START Records for the exercise
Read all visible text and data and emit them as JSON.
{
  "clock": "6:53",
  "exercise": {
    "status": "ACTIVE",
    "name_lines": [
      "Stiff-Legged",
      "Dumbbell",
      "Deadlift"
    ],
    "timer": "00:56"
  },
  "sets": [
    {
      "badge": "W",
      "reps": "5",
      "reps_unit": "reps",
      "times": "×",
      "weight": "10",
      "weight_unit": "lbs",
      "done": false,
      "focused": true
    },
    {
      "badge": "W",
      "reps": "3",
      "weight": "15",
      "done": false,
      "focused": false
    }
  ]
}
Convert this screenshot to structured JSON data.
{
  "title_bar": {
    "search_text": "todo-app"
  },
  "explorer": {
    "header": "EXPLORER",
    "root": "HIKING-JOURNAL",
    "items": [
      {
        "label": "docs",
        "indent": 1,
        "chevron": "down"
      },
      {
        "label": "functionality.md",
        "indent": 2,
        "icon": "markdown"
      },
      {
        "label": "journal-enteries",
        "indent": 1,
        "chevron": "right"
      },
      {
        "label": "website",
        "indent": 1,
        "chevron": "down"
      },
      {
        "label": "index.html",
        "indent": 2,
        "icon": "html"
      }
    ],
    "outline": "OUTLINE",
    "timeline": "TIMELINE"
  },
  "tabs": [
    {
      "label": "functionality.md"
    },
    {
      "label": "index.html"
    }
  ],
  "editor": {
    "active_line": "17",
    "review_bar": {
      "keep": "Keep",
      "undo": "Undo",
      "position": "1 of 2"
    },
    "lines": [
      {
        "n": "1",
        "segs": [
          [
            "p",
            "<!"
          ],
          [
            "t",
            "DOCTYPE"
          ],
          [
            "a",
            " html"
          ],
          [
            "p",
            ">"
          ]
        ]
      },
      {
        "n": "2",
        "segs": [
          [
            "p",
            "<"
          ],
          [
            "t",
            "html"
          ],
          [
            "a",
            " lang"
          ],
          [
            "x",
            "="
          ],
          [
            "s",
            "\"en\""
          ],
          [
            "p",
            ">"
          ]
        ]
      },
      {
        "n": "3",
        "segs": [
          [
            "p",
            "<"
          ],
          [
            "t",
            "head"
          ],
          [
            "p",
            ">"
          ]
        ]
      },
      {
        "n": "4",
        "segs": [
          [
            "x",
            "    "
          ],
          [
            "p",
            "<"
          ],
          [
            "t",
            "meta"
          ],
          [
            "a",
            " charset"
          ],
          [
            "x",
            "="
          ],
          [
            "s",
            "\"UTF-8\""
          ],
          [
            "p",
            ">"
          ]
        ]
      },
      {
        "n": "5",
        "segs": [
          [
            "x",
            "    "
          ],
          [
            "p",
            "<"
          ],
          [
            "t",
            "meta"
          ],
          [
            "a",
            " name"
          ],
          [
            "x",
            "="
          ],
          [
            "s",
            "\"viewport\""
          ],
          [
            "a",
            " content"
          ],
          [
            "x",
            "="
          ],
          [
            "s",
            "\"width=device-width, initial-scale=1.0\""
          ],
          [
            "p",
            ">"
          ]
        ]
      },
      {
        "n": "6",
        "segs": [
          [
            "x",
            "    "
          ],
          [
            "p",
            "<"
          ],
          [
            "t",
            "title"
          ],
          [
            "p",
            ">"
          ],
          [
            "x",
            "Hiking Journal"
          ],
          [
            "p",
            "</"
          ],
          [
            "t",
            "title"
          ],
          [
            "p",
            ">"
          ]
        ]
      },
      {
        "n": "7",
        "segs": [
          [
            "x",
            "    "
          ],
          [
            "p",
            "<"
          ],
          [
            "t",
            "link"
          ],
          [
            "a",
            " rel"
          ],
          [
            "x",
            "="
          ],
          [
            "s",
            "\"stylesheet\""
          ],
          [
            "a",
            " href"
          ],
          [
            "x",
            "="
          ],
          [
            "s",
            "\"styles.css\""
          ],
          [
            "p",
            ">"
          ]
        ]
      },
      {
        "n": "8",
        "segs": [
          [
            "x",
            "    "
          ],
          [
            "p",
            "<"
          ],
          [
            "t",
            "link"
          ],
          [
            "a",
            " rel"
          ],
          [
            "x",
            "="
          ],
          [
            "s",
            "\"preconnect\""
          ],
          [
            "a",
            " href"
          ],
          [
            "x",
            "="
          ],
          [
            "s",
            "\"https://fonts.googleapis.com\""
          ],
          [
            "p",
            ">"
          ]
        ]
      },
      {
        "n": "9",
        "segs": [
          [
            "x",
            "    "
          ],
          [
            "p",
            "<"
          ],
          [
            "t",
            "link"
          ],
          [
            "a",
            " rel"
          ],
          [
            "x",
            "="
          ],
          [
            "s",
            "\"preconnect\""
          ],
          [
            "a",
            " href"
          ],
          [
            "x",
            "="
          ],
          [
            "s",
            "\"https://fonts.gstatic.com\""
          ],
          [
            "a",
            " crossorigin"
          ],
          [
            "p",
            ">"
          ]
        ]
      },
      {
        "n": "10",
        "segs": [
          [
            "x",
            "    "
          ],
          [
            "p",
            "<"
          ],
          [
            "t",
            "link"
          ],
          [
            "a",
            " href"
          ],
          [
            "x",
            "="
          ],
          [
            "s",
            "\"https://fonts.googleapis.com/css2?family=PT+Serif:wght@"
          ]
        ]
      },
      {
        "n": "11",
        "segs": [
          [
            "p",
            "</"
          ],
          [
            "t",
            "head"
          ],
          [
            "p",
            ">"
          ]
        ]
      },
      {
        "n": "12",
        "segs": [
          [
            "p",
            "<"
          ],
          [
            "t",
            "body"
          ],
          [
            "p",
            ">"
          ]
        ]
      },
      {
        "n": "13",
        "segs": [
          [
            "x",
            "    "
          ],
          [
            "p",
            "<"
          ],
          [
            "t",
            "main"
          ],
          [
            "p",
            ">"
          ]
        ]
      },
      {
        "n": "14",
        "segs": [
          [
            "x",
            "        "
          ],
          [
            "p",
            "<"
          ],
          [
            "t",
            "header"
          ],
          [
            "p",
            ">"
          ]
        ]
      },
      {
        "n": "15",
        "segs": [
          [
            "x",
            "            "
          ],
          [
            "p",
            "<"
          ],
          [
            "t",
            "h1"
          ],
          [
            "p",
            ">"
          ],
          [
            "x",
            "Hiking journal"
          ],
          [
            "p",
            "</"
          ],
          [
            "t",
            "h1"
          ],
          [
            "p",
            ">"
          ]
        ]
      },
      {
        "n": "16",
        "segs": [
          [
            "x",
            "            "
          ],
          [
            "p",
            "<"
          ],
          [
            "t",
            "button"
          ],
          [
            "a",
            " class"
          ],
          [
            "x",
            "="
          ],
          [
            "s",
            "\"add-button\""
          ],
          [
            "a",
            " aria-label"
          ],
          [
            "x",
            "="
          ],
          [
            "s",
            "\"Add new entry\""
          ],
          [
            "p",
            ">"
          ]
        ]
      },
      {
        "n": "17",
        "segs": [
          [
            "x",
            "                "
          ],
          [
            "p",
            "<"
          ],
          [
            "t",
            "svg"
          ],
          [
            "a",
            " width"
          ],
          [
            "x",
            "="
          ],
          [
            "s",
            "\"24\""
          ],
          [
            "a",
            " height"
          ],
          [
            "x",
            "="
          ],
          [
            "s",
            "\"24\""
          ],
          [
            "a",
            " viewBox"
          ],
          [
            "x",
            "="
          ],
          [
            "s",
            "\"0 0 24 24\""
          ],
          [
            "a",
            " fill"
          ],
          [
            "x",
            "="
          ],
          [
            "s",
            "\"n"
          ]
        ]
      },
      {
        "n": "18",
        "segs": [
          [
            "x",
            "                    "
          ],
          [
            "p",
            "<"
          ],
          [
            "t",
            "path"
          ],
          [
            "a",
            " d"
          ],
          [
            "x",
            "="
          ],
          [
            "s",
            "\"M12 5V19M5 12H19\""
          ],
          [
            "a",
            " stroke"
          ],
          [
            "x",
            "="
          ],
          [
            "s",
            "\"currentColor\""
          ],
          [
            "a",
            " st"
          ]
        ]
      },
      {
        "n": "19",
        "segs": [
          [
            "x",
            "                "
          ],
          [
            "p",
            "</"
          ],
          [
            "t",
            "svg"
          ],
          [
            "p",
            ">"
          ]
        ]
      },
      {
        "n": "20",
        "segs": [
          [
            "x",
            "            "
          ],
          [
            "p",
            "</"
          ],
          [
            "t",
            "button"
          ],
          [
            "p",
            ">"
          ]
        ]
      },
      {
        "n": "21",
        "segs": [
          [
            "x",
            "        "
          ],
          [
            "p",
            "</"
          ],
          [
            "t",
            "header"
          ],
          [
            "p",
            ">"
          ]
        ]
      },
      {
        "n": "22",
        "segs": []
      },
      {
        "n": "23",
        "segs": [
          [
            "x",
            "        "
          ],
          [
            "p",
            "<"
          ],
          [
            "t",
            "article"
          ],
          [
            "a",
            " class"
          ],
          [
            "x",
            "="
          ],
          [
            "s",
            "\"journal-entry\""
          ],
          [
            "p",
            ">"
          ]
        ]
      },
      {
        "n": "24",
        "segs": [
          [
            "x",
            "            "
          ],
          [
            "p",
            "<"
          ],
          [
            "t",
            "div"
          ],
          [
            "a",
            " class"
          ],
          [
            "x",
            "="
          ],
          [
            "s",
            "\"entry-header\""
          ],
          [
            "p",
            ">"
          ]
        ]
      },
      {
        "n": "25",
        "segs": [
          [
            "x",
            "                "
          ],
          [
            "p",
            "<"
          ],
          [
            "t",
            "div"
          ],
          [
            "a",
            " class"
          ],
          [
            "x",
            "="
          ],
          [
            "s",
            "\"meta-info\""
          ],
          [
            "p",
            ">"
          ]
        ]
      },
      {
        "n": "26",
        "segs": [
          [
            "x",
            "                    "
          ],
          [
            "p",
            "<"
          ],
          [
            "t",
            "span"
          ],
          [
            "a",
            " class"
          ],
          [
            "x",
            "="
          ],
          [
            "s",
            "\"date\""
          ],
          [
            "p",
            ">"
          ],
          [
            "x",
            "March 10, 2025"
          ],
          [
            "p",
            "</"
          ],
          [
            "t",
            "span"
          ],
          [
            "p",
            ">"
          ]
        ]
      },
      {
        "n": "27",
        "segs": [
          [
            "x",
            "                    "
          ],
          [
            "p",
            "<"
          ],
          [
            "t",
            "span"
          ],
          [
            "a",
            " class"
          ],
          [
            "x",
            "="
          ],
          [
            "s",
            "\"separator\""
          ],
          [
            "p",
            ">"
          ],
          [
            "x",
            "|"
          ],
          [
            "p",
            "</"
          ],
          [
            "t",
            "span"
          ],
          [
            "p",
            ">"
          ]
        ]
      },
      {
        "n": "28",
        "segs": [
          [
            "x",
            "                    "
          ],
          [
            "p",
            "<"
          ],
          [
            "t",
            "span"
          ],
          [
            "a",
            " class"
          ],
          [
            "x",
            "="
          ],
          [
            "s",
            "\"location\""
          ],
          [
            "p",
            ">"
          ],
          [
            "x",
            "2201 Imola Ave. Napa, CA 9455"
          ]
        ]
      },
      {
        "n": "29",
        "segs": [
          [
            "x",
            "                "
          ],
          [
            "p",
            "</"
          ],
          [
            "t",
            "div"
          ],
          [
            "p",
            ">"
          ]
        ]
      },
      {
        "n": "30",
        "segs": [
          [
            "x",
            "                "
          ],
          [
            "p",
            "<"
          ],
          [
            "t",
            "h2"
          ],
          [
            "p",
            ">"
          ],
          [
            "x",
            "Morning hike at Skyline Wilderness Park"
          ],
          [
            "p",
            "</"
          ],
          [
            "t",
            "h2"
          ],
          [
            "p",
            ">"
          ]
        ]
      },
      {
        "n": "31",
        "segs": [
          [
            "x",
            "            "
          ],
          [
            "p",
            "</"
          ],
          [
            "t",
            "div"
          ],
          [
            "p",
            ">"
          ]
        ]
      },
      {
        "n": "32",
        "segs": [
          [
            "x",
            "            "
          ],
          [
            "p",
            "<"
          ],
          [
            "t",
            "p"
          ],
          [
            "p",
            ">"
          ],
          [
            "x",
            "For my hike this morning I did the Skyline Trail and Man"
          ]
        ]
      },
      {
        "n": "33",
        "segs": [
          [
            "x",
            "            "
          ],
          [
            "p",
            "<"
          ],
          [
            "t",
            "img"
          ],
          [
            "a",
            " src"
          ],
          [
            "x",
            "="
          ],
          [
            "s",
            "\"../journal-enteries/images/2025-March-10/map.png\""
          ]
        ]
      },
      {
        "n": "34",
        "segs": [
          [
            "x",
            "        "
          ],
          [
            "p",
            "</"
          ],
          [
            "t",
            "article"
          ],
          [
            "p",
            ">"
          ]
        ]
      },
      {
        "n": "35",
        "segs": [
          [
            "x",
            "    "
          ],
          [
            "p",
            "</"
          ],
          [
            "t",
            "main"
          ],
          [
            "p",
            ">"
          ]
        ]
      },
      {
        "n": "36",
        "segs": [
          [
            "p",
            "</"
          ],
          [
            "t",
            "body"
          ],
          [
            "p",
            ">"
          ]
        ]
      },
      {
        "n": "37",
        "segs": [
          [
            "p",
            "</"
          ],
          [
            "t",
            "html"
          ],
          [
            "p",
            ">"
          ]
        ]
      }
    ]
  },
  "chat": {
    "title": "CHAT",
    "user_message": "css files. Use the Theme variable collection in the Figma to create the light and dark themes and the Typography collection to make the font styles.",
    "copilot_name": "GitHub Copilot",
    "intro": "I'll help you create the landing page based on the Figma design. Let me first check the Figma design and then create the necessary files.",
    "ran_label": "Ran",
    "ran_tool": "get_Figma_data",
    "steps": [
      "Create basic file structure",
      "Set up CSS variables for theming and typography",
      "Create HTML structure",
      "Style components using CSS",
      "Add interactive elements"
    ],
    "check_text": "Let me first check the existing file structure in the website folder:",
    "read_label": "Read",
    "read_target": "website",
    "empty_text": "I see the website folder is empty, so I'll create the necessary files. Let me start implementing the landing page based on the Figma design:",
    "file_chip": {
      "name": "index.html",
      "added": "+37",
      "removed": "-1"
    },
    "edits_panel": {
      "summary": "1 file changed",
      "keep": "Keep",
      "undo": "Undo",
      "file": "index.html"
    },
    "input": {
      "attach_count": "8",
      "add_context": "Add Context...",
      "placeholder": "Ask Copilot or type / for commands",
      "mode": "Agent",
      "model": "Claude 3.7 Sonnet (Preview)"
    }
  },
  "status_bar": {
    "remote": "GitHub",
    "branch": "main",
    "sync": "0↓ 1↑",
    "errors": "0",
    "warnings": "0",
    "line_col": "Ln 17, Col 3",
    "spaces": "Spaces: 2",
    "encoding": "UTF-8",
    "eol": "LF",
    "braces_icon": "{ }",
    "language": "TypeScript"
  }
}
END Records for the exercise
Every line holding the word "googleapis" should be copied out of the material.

§ **Answer box**
            "\"https://fonts.googleapis.com\""
            "\"https://fonts.googleapis.com/css2?family=PT+Serif:wght@"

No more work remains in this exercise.